Can people with Parkinson’s Sing?

Recently Linda Ronstadt told the world that she had Parkinson’s disease saying “I can’t sing at all…I can’t sing a note”

It must be devastating for a professional singer to feel that they have lost something so personal and defining. 

How does Parkinson’s affect the voice? 

Parkinson’s is a disease that affects the motor system so it affects the voice. Many muscles are involved in the process of singing an speaking so of course the voice will be impacted.

1) Decreased volume

2) Hoarseness

3) A breathy quality

4) Monopitch

5) imprecise articulation.

As a professional singer myself, reading this list, if I had these symptoms, speaking let alone singing would be almost impossible. 

But is this true? Are all parkinson’s patients doomed to a future of silence? Is singing and the benefits of singing for a Parkinson’s patient the same as a professional singer trying to reach high technical standards in order to make a living from singing. I would argue not. The value of singing is not the same. For some people with Parkinson’s, singing is exactly what they need.  By using singing as a tool, some Parkinson sufferers can improve the quality of the breath, which is turn helps with volume and hoarseness. The concentration that a professional singer would work with consonants in order to project to the back of a theatre, will benefit a Parkinson’s suffer in order to articulate a sentence and still have their voice heard. After all, Parkinson’s patients still have something to say and if singing helps them express this, how can it not be a good thing. 

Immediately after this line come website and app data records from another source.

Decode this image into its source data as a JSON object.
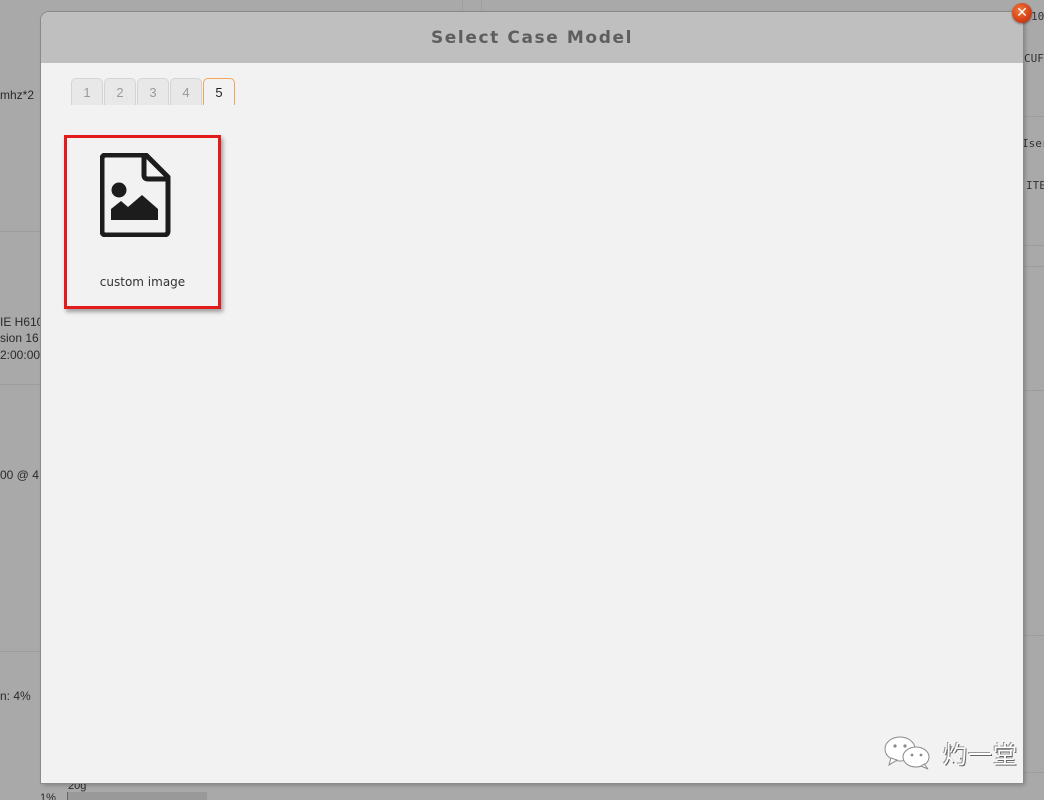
{
  "background": {
    "left_column_texts": [
      "mhz*2",
      "IE H610",
      "sion 16",
      "2:00:00",
      "00 @ 4",
      "n: 4%",
      "20g",
      "1%"
    ],
    "right_column_texts": [
      "10",
      "CUF",
      "Iser",
      "ITE"
    ]
  },
  "modal": {
    "title": "Select Case Model",
    "close_icon": "close-icon",
    "tabs": [
      {
        "label": "1",
        "active": false
      },
      {
        "label": "2",
        "active": false
      },
      {
        "label": "3",
        "active": false
      },
      {
        "label": "4",
        "active": false
      },
      {
        "label": "5",
        "active": true
      }
    ],
    "items": [
      {
        "label": "custom image",
        "icon": "image-file-icon",
        "selected": true
      }
    ]
  },
  "colors": {
    "accent_tab_border": "#f0a55a",
    "selection_border": "#e41b1b",
    "close_button": "#d8431a",
    "header_bg": "#bfbfbf",
    "body_bg": "#f2f2f2"
  },
  "watermark": {
    "icon": "wechat-icon",
    "text": "灼一堂"
  }
}
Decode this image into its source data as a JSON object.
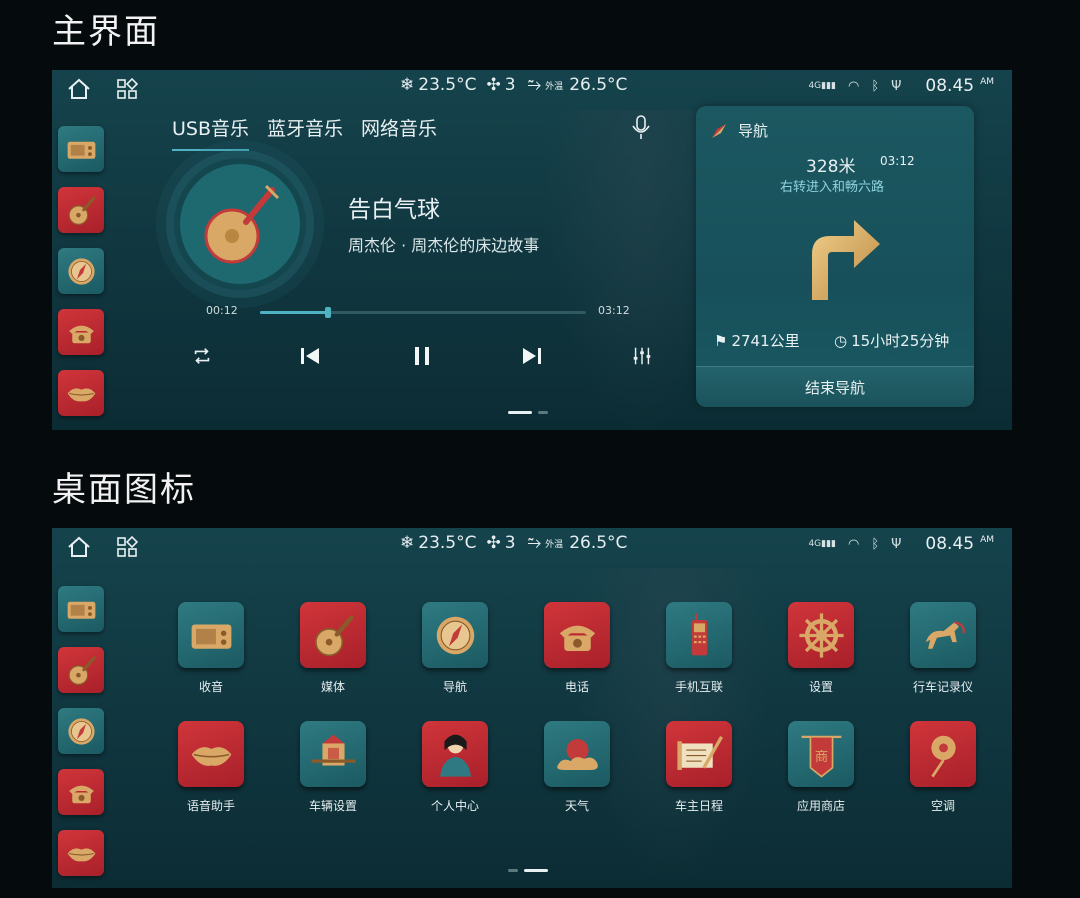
{
  "sections": {
    "main_title": "主界面",
    "desktop_title": "桌面图标"
  },
  "status": {
    "cabin_temp": "23.5°C",
    "fan_level": "3",
    "outside_label": "外温",
    "outside_temp": "26.5°C",
    "signal": "4G",
    "time": "08.45",
    "ampm": "AM"
  },
  "dock": [
    {
      "icon": "radio-icon",
      "color": "teal"
    },
    {
      "icon": "pipa-icon",
      "color": "red"
    },
    {
      "icon": "compass-icon",
      "color": "teal"
    },
    {
      "icon": "telephone-icon",
      "color": "red"
    },
    {
      "icon": "lips-icon",
      "color": "red"
    }
  ],
  "music": {
    "tabs": [
      "USB音乐",
      "蓝牙音乐",
      "网络音乐"
    ],
    "active_tab": 0,
    "song_title": "告白气球",
    "artist_album": "周杰伦 · 周杰伦的床边故事",
    "elapsed": "00:12",
    "duration": "03:12",
    "progress": 0.21
  },
  "navigation": {
    "title": "导航",
    "distance": "328米",
    "eta": "03:12",
    "instruction": "右转进入和畅六路",
    "maneuver": "turn-right",
    "total_distance": "2741公里",
    "total_time": "15小时25分钟",
    "end_button": "结束导航"
  },
  "apps": [
    {
      "label": "收音",
      "icon": "radio-icon",
      "color": "teal"
    },
    {
      "label": "媒体",
      "icon": "pipa-icon",
      "color": "red"
    },
    {
      "label": "导航",
      "icon": "compass-icon",
      "color": "teal"
    },
    {
      "label": "电话",
      "icon": "telephone-icon",
      "color": "red"
    },
    {
      "label": "手机互联",
      "icon": "mobile-phone-icon",
      "color": "teal"
    },
    {
      "label": "设置",
      "icon": "helm-wheel-icon",
      "color": "red"
    },
    {
      "label": "行车记录仪",
      "icon": "horse-icon",
      "color": "teal"
    },
    {
      "label": "语音助手",
      "icon": "lips-icon",
      "color": "red"
    },
    {
      "label": "车辆设置",
      "icon": "sedan-chair-icon",
      "color": "teal"
    },
    {
      "label": "个人中心",
      "icon": "lady-portrait-icon",
      "color": "red"
    },
    {
      "label": "天气",
      "icon": "sun-cloud-icon",
      "color": "teal"
    },
    {
      "label": "车主日程",
      "icon": "scroll-brush-icon",
      "color": "red"
    },
    {
      "label": "应用商店",
      "icon": "shop-banner-icon",
      "color": "teal"
    },
    {
      "label": "空调",
      "icon": "fan-icon",
      "color": "red"
    }
  ],
  "shop_banner_text": "商",
  "colors": {
    "teal_tile": "#237079",
    "red_tile": "#c22b32",
    "gold": "#d9a867",
    "accent": "#4fb3c4"
  }
}
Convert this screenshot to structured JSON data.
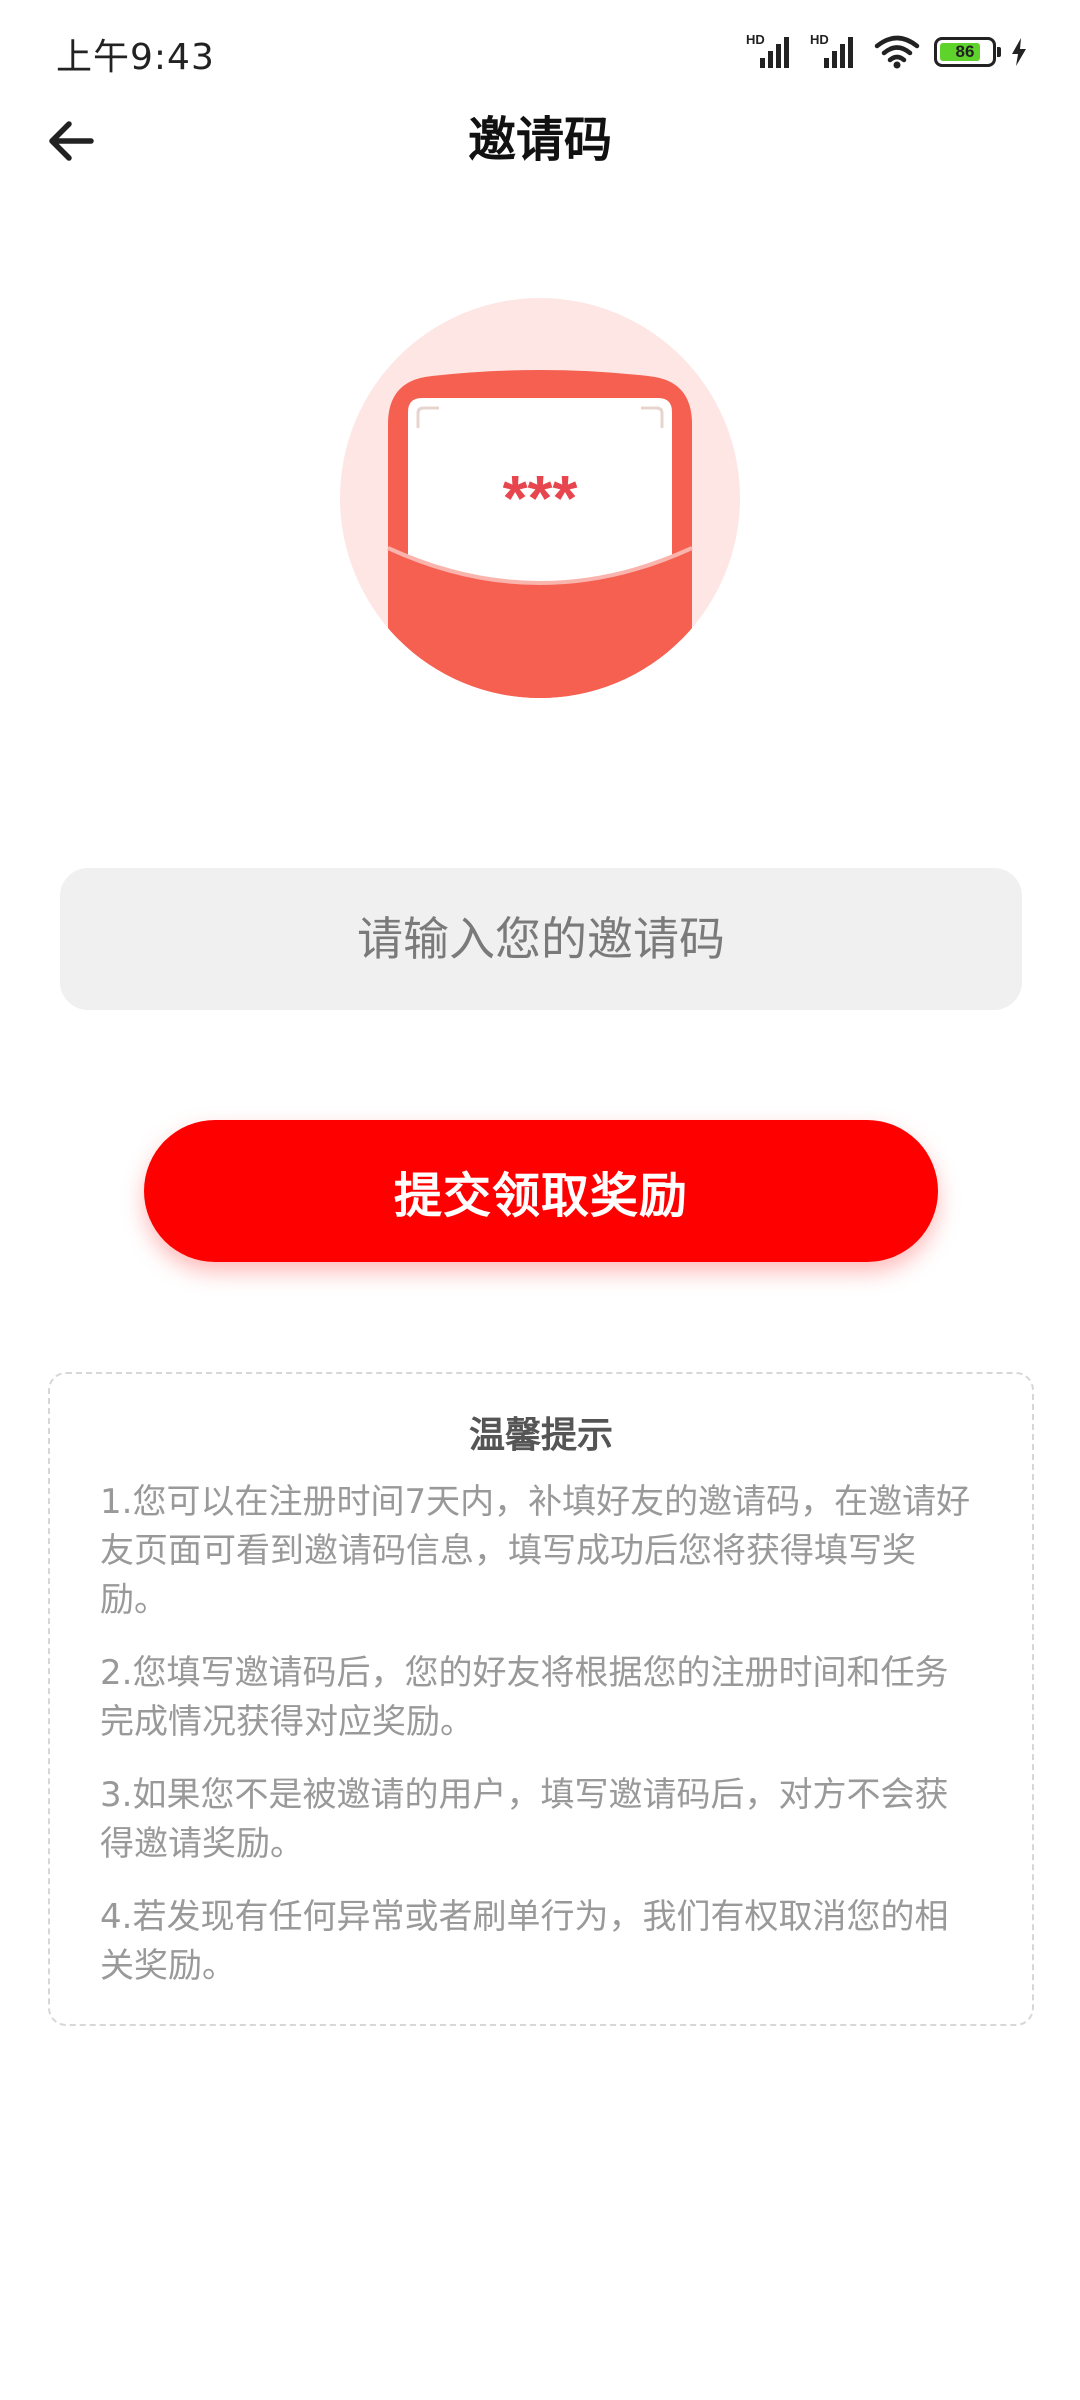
{
  "status_bar": {
    "time": "上午9:43",
    "signal_badge_1": "HD",
    "signal_badge_2": "HD",
    "battery_level": "86",
    "icons": [
      "signal-icon",
      "signal-icon",
      "wifi-icon",
      "battery-icon",
      "charging-icon"
    ]
  },
  "header": {
    "back_icon": "arrow-left-icon",
    "title": "邀请码"
  },
  "illustration": {
    "code_mask": "***"
  },
  "form": {
    "placeholder": "请输入您的邀请码",
    "value": "",
    "submit_label": "提交领取奖励"
  },
  "tips": {
    "title": "温馨提示",
    "items": [
      "1.您可以在注册时间7天内，补填好友的邀请码，在邀请好友页面可看到邀请码信息，填写成功后您将获得填写奖励。",
      "2.您填写邀请码后，您的好友将根据您的注册时间和任务完成情况获得对应奖励。",
      "3.如果您不是被邀请的用户，填写邀请码后，对方不会获得邀请奖励。",
      "4.若发现有任何异常或者刷单行为，我们有权取消您的相关奖励。"
    ]
  },
  "colors": {
    "accent": "#ff0000",
    "illustration_red": "#f56051",
    "illustration_bg": "#fde6e4",
    "input_bg": "#f0f0f0",
    "tip_text": "#999999"
  }
}
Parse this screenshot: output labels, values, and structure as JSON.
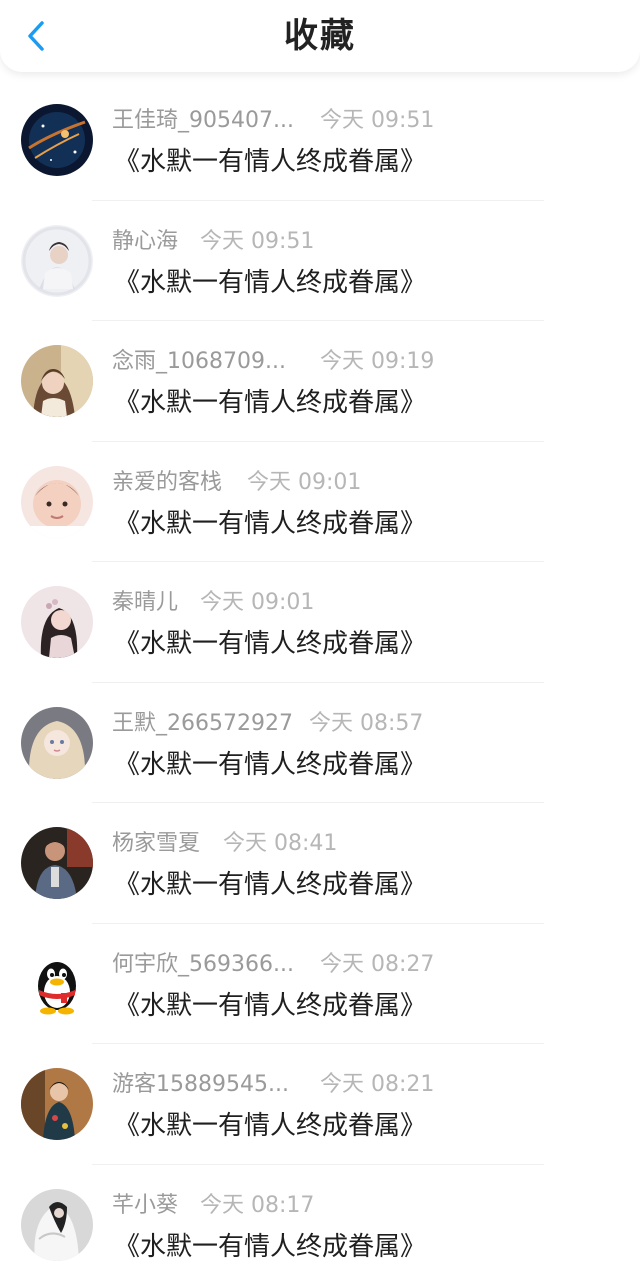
{
  "header": {
    "title": "收藏",
    "back_icon": "chevron-left-icon",
    "accent_color": "#1a9cf3"
  },
  "items": [
    {
      "name": "王佳琦_905407...",
      "time": "今天 09:51",
      "message": "《水默一有情人终成眷属》",
      "avatar": "galaxy-avatar"
    },
    {
      "name": "静心海",
      "time": "今天 09:51",
      "message": "《水默一有情人终成眷属》",
      "avatar": "bride-avatar"
    },
    {
      "name": "念雨_1068709...",
      "time": "今天 09:19",
      "message": "《水默一有情人终成眷属》",
      "avatar": "girl-avatar"
    },
    {
      "name": "亲爱的客栈",
      "time": "今天 09:01",
      "message": "《水默一有情人终成眷属》",
      "avatar": "baby-avatar"
    },
    {
      "name": "秦晴儿",
      "time": "今天 09:01",
      "message": "《水默一有情人终成眷属》",
      "avatar": "girl-profile-avatar"
    },
    {
      "name": "王默_266572927",
      "time": "今天 08:57",
      "message": "《水默一有情人终成眷属》",
      "avatar": "doll-avatar"
    },
    {
      "name": "杨家雪夏",
      "time": "今天 08:41",
      "message": "《水默一有情人终成眷属》",
      "avatar": "man-avatar"
    },
    {
      "name": "何宇欣_569366...",
      "time": "今天 08:27",
      "message": "《水默一有情人终成眷属》",
      "avatar": "penguin-avatar"
    },
    {
      "name": "游客15889545...",
      "time": "今天 08:21",
      "message": "《水默一有情人终成眷属》",
      "avatar": "woman-avatar"
    },
    {
      "name": "芊小葵",
      "time": "今天 08:17",
      "message": "《水默一有情人终成眷属》",
      "avatar": "white-dress-avatar"
    }
  ]
}
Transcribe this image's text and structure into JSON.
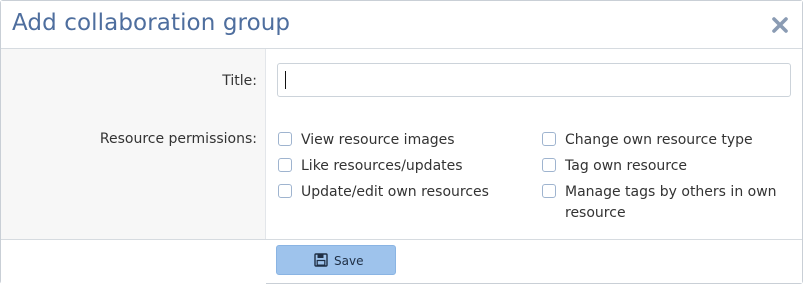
{
  "dialog": {
    "title": "Add collaboration group",
    "close_icon": "close-icon"
  },
  "form": {
    "title_label": "Title:",
    "title_value": "",
    "permissions_label": "Resource permissions:",
    "permissions": [
      {
        "label": "View resource images",
        "checked": false
      },
      {
        "label": "Like resources/updates",
        "checked": false
      },
      {
        "label": "Update/edit own resources",
        "checked": false
      },
      {
        "label": "Change own resource type",
        "checked": false
      },
      {
        "label": "Tag own resource",
        "checked": false
      },
      {
        "label": "Manage tags by others in own resource",
        "checked": false
      }
    ]
  },
  "footer": {
    "save_label": "Save",
    "save_icon": "floppy-disk-icon"
  },
  "colors": {
    "title": "#4e6e9e",
    "save_button": "#9ec3ec",
    "checkbox_border": "#9fb4cf"
  }
}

For a professional singer such as Linda Ronstadt, being diagnosed with Parkinson’s must be devastating and I wish her well with her journey and treatment. But for non professional singers, the benefits are enormous and voices that diminish with the disease, can still be heard. 


Busy behind the scenes

I have not had chance to write for a while as I am busy researching, setting up meetings, making contacts and connecting with people who have an interest in this area.

The research department at Parkinson’s UK have been very helpful and sent through a fascinating blog spot that reaffirms why this is work is so important. I though I would share it with you here.